The Orionid meteor shower is an annual occurrence in mid autumn. The Orionids were named after the constellation Orion, from which the shower appears to originate, just over Betelgeuse. The meteors don’t really originate from there, but naming it after the constellation helps skywatchers remember where to look.
The Orionid meteors are fragments of Halley’s Comet and can put on quite a show, with as many as 50-70 sightings per hour on certain years. The meteors can travel 148,000 mph (66 km/s) into our atmosphere. These speeds are enough to give the meteors a glowing train as they burn up, creating the "shooting star" effect that we see.
Spotting the meteors takes a bit of work. It is important to go to a rural area that is not affected by city lights and give your eyes adequate time to adjust to the dark. The meteors are not particularly bright and can get washed out by competing lights very easily. This meteor shower can be seen from both the Northern and Southern hemispheres, and is most visible in the predawn hours.
Unfortunately, 2013 was not a good year for viewing the Orionids. The peak of this year's shower happened to coincide with a bright, waning gibbous moon, which washed them out almost entirely. City lights compounded the problem, leaving very few places that could get a good luck at the meteors. Fortunately there was a live webcast on the 20th at the peak of the shower, courtesy of the Slooh Space Camera. If you missed out on seeing the event live, Slooh has posted the video online, so you won’t miss a minute.
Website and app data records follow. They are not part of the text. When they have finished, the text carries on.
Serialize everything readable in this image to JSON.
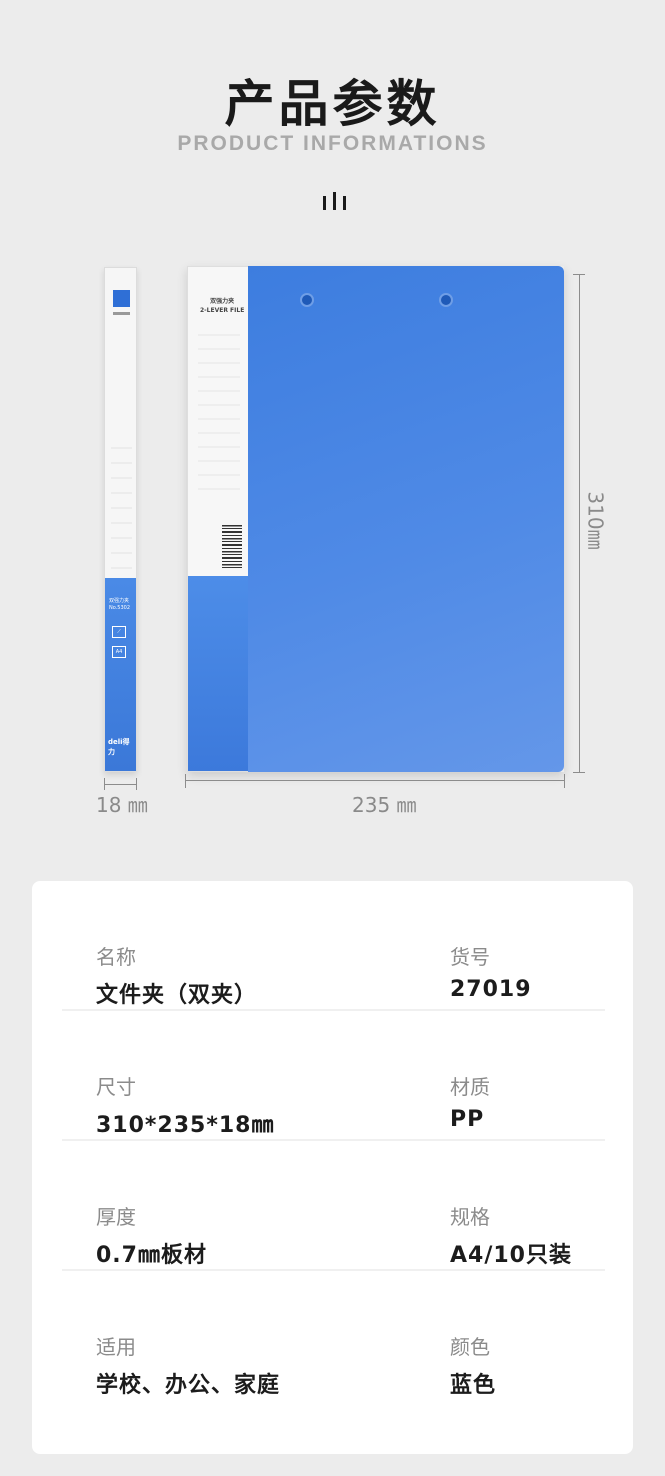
{
  "header": {
    "title": "产品参数",
    "subtitle": "PRODUCT INFORMATIONS"
  },
  "product": {
    "panel_line1": "双强力夹",
    "panel_line2": "2-LEVER  FILE",
    "spine_line1": "双强力夹",
    "spine_line2": "No.5302",
    "spine_size": "A4",
    "brand": "deli得力",
    "color_cover": "#3f7fe0",
    "dims": {
      "width": "235 ㎜",
      "height": "310㎜",
      "depth": "18 ㎜"
    }
  },
  "specs": [
    {
      "left_label": "名称",
      "left_value": "文件夹（双夹）",
      "right_label": "货号",
      "right_value": "27019"
    },
    {
      "left_label": "尺寸",
      "left_value": "310*235*18㎜",
      "right_label": "材质",
      "right_value": "PP"
    },
    {
      "left_label": "厚度",
      "left_value": "0.7㎜板材",
      "right_label": "规格",
      "right_value": "A4/10只装"
    },
    {
      "left_label": "适用",
      "left_value": "学校、办公、家庭",
      "right_label": "颜色",
      "right_value": "蓝色"
    }
  ]
}
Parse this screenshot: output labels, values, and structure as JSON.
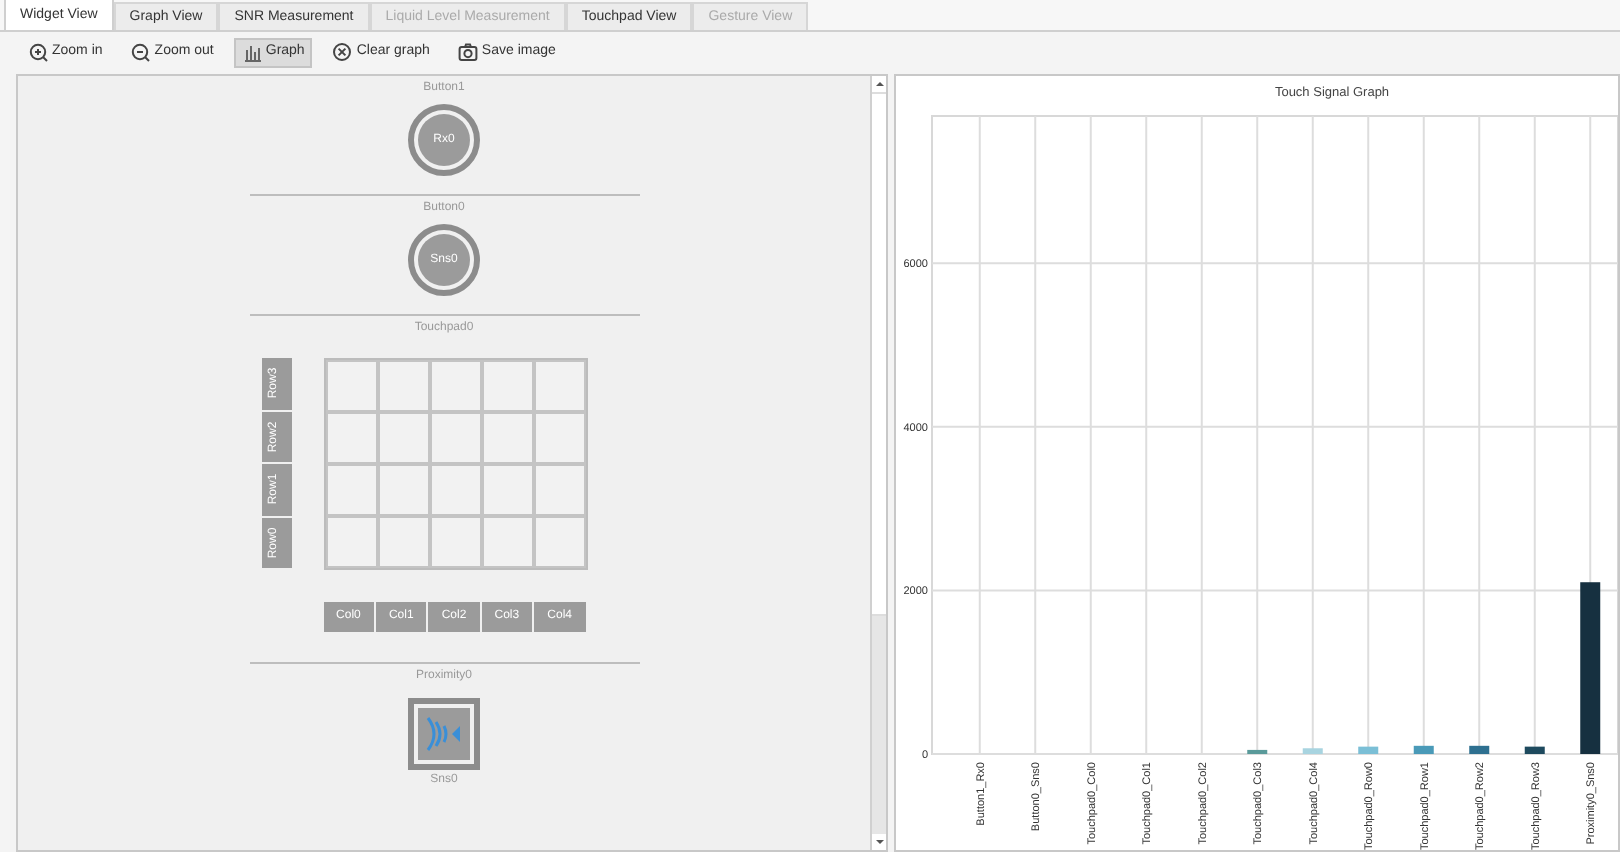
{
  "tabs": [
    {
      "label": "Widget View",
      "selected": true,
      "disabled": false
    },
    {
      "label": "Graph View",
      "selected": false,
      "disabled": false
    },
    {
      "label": "SNR Measurement",
      "selected": false,
      "disabled": false
    },
    {
      "label": "Liquid Level Measurement",
      "selected": false,
      "disabled": true
    },
    {
      "label": "Touchpad View",
      "selected": false,
      "disabled": false
    },
    {
      "label": "Gesture View",
      "selected": false,
      "disabled": true
    }
  ],
  "toolbar": [
    {
      "kind": "zoom-in",
      "label": "Zoom in",
      "pressed": false
    },
    {
      "kind": "zoom-out",
      "label": "Zoom out",
      "pressed": false
    },
    {
      "kind": "graph",
      "label": "Graph",
      "pressed": true
    },
    {
      "kind": "clear",
      "label": "Clear graph",
      "pressed": false
    },
    {
      "kind": "camera",
      "label": "Save image",
      "pressed": false
    }
  ],
  "widgets": [
    {
      "kind": "button",
      "title": "Button1",
      "sensor": "Rx0"
    },
    {
      "kind": "button",
      "title": "Button0",
      "sensor": "Sns0"
    },
    {
      "kind": "touchpad",
      "title": "Touchpad0",
      "rows": [
        "Row3",
        "Row2",
        "Row1",
        "Row0"
      ],
      "columns": [
        "Col0",
        "Col1",
        "Col2",
        "Col3",
        "Col4"
      ]
    },
    {
      "kind": "proximity",
      "title": "Proximity0",
      "sensor": "Sns0"
    }
  ],
  "graph": {
    "chart_data": {
      "type": "bar",
      "title": "Touch Signal Graph",
      "categories": [
        "Button1_Rx0",
        "Button0_Sns0",
        "Touchpad0_Col0",
        "Touchpad0_Col1",
        "Touchpad0_Col2",
        "Touchpad0_Col3",
        "Touchpad0_Col4",
        "Touchpad0_Row0",
        "Touchpad0_Row1",
        "Touchpad0_Row2",
        "Touchpad0_Row3",
        "Proximity0_Sns0"
      ],
      "values": [
        0,
        0,
        0,
        0,
        0,
        50,
        70,
        90,
        100,
        100,
        90,
        2100
      ],
      "colors": [
        null,
        null,
        null,
        null,
        null,
        "#5a9a9a",
        "#a8d4e0",
        "#7bbfd6",
        "#4a9ab8",
        "#2e7090",
        "#1e4a5e",
        "#163040"
      ],
      "grid": true,
      "ylim": [
        0,
        7800
      ],
      "yticks": [
        0,
        2000,
        4000,
        6000
      ]
    }
  }
}
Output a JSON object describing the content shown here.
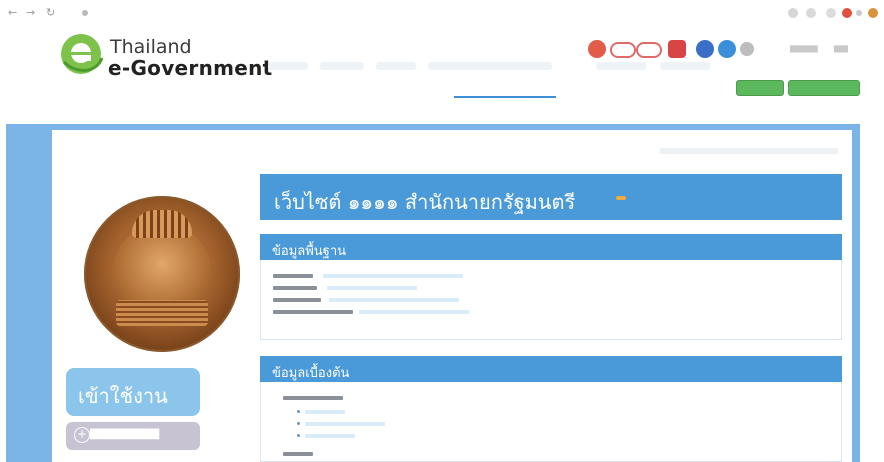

There’s over 8 hours of footage each from the two nights when the Orionids were at the peak. Some commentary is provided on the videos.